## Exercise directions
The answer must consist of every line in the records that contains the word "で有効です".

(Entries from a dataset of interfaces)
================================

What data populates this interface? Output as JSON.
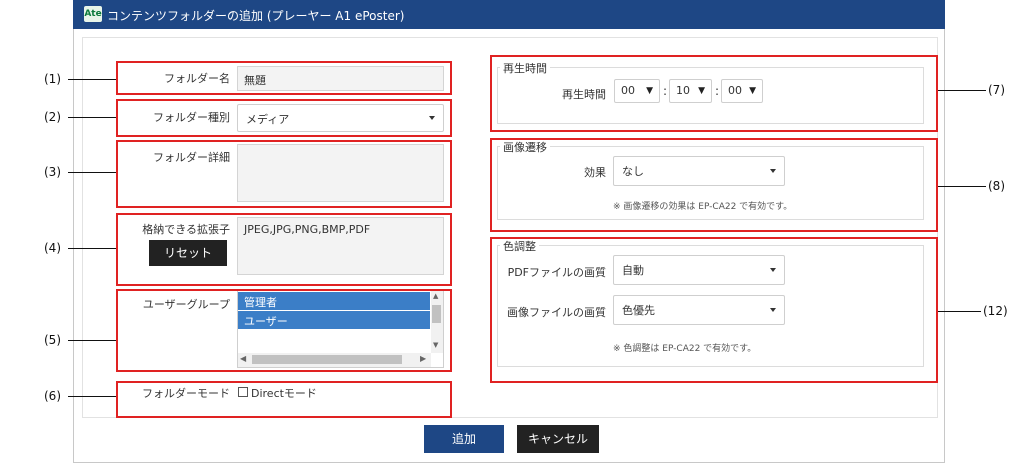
{
  "window": {
    "app_icon": "Ate",
    "title": "コンテンツフォルダーの追加 (プレーヤー A1 ePoster)"
  },
  "form": {
    "folder_name": {
      "label": "フォルダー名",
      "value": "無題"
    },
    "folder_type": {
      "label": "フォルダー種別",
      "value": "メディア"
    },
    "folder_detail": {
      "label": "フォルダー詳細",
      "value": ""
    },
    "extensions": {
      "label": "格納できる拡張子",
      "value": "JPEG,JPG,PNG,BMP,PDF",
      "reset_label": "リセット"
    },
    "user_group": {
      "label": "ユーザーグループ",
      "items": [
        "管理者",
        "ユーザー"
      ]
    },
    "folder_mode": {
      "label": "フォルダーモード",
      "checkbox_label": "Directモード",
      "checked": false
    }
  },
  "playback": {
    "legend": "再生時間",
    "label": "再生時間",
    "hours": "00",
    "minutes": "10",
    "seconds": "00"
  },
  "transition": {
    "legend": "画像遷移",
    "effect_label": "効果",
    "effect_value": "なし",
    "note": "※ 画像遷移の効果は EP-CA22 で有効です。"
  },
  "color": {
    "legend": "色調整",
    "pdf_label": "PDFファイルの画質",
    "pdf_value": "自動",
    "image_label": "画像ファイルの画質",
    "image_value": "色優先",
    "note": "※ 色調整は EP-CA22 で有効です。"
  },
  "actions": {
    "add_label": "追加",
    "cancel_label": "キャンセル"
  },
  "callouts": [
    "(1)",
    "(2)",
    "(3)",
    "(4)",
    "(5)",
    "(6)",
    "(7)",
    "(8)",
    "(12)"
  ],
  "colors": {
    "titlebar": "#1e4785",
    "highlight": "#e02222",
    "selection": "#3b7ec7"
  }
}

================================

## Written answer
    "note": "※ 画像遷移の効果は EP-CA22 で有効です。"
    "note": "※ 色調整は EP-CA22 で有効です。"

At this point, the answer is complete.